**Task to carry out:** Where a line below carries the word "JSON", include it in the count, then give the count alone.

[Data entries]
———
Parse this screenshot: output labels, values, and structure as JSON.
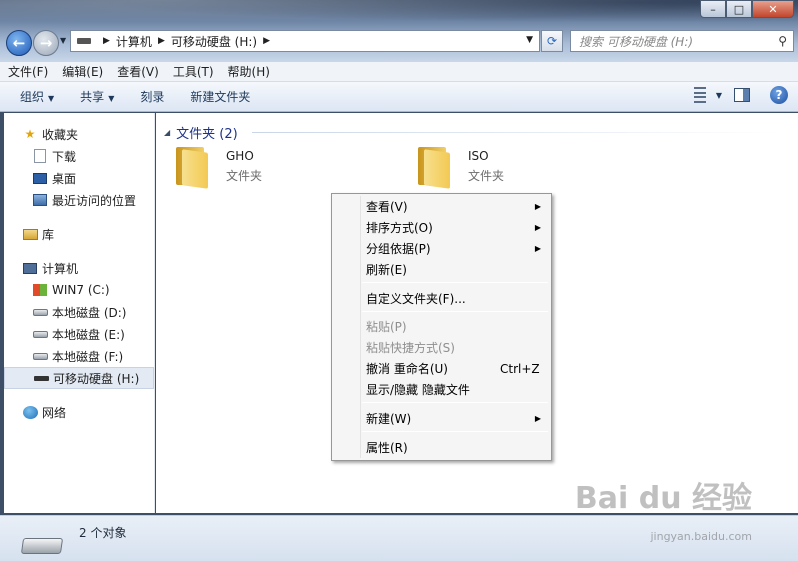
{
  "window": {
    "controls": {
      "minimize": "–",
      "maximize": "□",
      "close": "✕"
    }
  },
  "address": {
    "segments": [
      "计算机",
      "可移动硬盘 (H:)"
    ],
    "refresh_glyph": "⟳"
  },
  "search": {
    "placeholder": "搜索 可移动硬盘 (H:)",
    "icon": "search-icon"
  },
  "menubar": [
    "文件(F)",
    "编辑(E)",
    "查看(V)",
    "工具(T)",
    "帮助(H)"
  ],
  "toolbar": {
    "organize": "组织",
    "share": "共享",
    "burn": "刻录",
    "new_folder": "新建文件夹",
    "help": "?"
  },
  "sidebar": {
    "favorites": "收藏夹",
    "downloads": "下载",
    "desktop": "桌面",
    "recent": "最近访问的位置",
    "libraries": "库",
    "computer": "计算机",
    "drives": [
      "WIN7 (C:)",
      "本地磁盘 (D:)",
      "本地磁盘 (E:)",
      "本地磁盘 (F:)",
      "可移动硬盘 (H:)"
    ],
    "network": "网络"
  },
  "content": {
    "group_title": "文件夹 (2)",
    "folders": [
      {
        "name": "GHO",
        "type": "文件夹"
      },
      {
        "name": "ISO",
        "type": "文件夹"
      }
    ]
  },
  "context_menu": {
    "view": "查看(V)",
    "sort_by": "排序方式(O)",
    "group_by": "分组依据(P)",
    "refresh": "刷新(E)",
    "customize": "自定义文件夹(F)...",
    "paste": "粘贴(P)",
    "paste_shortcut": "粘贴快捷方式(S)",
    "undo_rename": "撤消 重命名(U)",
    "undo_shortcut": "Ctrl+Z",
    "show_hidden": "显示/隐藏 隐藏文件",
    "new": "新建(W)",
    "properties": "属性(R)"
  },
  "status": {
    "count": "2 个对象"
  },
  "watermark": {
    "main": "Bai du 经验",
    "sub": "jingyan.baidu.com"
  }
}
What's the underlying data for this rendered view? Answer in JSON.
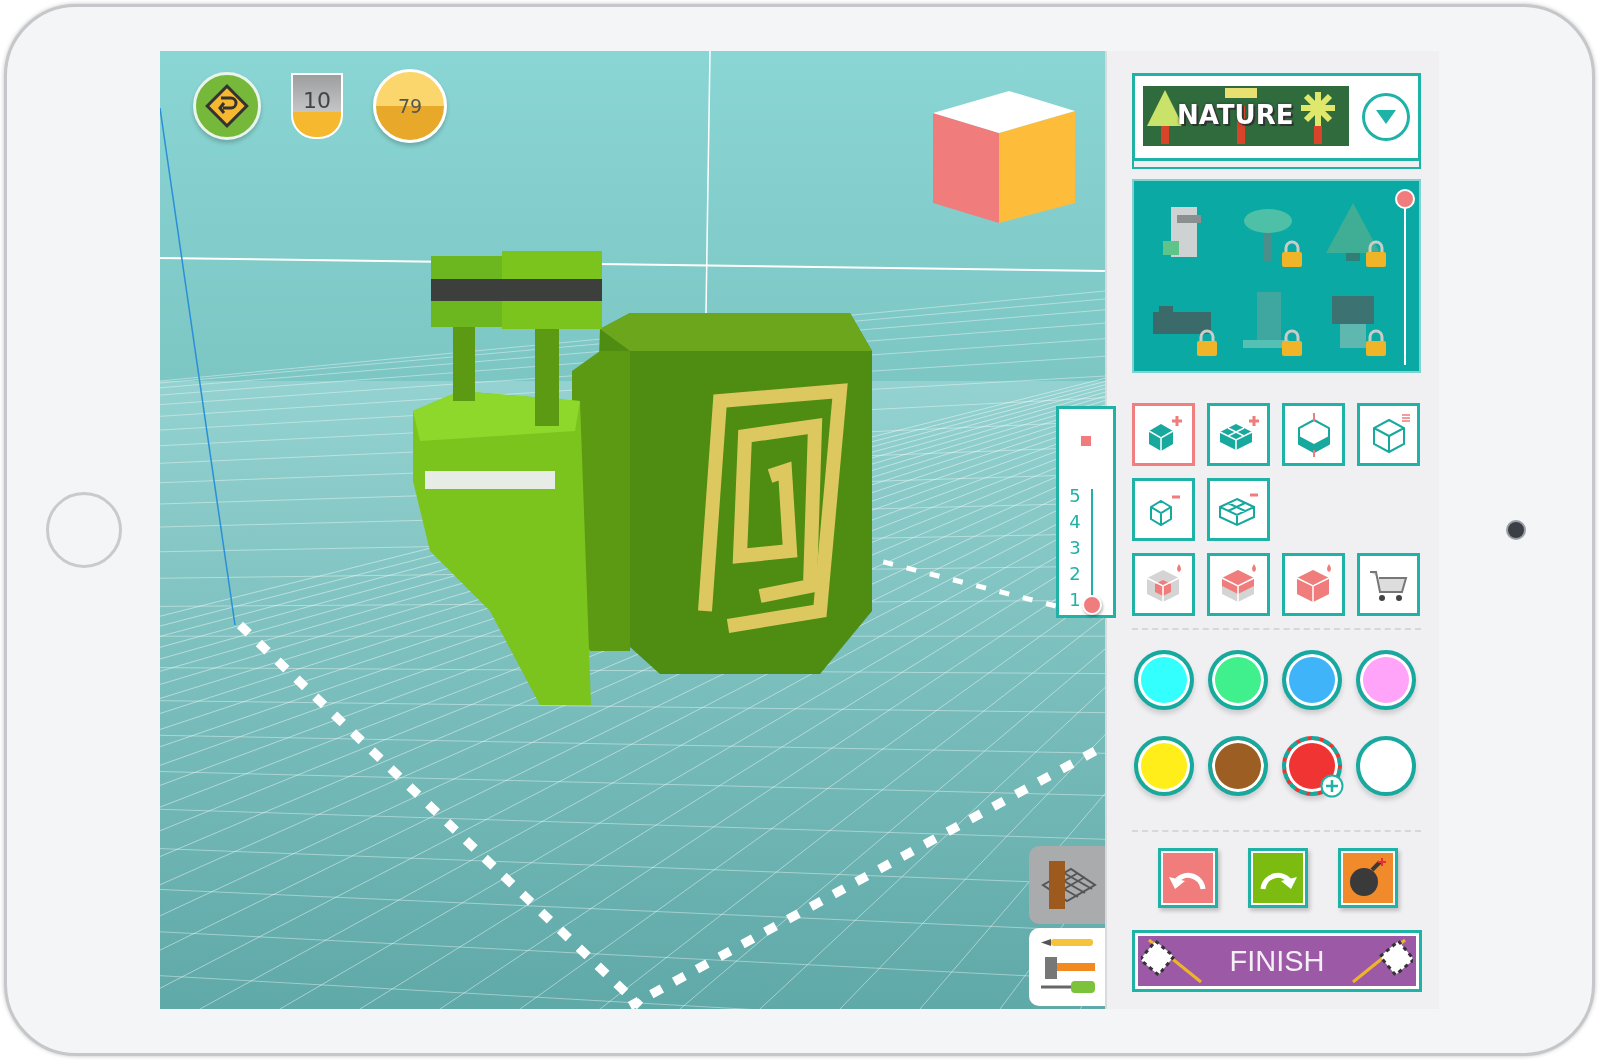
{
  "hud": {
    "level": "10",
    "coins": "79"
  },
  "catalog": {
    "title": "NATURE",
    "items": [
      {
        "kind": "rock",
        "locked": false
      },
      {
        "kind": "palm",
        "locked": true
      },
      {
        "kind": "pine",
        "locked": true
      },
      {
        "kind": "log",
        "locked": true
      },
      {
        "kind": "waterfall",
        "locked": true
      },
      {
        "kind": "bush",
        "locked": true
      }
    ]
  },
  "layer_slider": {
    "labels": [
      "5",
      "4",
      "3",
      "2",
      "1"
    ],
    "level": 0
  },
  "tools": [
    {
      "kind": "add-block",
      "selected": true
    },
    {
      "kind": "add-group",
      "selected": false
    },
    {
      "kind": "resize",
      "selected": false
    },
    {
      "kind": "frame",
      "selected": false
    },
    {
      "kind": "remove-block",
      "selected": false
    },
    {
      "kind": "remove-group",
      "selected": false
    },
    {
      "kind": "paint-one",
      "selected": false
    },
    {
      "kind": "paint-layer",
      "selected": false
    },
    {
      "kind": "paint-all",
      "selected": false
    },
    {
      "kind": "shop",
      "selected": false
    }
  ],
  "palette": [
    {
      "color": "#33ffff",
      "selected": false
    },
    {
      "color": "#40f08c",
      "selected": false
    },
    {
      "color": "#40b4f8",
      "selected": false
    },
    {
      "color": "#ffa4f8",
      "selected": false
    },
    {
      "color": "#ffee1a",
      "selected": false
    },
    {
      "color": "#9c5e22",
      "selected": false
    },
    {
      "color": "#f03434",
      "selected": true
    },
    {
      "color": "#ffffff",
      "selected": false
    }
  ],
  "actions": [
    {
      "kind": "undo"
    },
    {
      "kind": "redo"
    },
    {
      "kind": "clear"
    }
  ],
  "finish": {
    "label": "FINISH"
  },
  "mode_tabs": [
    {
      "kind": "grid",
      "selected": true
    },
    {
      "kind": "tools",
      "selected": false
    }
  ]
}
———
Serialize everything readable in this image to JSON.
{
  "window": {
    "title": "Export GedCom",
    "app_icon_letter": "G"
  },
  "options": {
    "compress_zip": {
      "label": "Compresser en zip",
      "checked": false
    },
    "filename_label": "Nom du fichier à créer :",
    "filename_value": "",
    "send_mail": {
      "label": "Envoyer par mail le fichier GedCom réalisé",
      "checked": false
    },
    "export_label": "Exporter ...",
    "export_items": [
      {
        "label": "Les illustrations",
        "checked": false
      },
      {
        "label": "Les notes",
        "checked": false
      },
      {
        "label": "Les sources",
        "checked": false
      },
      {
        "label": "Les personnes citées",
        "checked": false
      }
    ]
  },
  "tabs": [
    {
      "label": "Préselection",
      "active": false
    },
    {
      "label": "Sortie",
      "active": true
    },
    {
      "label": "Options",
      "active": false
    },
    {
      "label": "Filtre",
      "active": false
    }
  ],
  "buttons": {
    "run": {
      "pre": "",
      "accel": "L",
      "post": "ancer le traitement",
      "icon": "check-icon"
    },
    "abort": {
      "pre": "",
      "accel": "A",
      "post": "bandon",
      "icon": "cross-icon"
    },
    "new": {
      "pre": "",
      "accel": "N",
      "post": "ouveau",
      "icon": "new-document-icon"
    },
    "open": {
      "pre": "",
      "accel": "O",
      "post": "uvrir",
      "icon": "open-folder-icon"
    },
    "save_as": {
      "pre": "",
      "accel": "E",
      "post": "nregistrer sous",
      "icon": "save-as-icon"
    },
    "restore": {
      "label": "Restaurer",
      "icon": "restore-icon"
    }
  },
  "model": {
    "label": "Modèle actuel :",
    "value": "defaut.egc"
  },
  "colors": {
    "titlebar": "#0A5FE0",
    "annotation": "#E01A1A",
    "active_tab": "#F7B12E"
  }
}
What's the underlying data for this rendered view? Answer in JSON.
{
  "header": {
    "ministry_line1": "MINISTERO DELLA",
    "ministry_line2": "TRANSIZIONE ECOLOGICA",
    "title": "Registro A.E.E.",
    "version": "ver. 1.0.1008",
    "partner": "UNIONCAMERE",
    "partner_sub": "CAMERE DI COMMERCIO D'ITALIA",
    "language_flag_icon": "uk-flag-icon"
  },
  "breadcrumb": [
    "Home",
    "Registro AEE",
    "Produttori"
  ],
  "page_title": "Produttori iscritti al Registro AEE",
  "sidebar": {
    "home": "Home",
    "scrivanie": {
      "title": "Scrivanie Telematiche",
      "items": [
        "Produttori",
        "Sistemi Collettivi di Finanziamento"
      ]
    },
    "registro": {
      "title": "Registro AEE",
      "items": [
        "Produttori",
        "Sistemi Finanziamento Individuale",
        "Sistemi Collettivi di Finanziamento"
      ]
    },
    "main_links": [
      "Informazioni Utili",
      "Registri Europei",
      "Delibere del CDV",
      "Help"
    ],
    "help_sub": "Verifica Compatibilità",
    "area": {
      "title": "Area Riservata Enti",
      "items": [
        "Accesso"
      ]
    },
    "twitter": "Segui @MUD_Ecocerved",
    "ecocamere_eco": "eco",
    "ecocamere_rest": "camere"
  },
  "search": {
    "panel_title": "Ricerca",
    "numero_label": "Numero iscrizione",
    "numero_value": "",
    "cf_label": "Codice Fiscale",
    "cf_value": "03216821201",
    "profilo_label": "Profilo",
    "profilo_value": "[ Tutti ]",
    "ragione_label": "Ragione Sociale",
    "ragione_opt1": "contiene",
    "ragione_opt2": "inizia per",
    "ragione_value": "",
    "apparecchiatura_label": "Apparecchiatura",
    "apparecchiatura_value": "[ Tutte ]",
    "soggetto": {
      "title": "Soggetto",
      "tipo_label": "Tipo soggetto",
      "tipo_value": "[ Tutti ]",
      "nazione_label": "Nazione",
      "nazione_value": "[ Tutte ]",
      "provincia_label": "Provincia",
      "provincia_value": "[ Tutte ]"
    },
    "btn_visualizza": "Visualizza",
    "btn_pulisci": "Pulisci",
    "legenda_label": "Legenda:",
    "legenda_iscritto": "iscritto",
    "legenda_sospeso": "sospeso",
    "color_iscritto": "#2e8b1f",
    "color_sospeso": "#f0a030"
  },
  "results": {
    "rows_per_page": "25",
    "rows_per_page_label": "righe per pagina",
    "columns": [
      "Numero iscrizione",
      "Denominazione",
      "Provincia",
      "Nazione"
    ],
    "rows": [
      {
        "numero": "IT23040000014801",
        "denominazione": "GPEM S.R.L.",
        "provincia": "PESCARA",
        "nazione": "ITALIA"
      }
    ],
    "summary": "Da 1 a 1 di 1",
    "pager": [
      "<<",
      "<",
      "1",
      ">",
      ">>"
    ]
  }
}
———
**Response area:** 4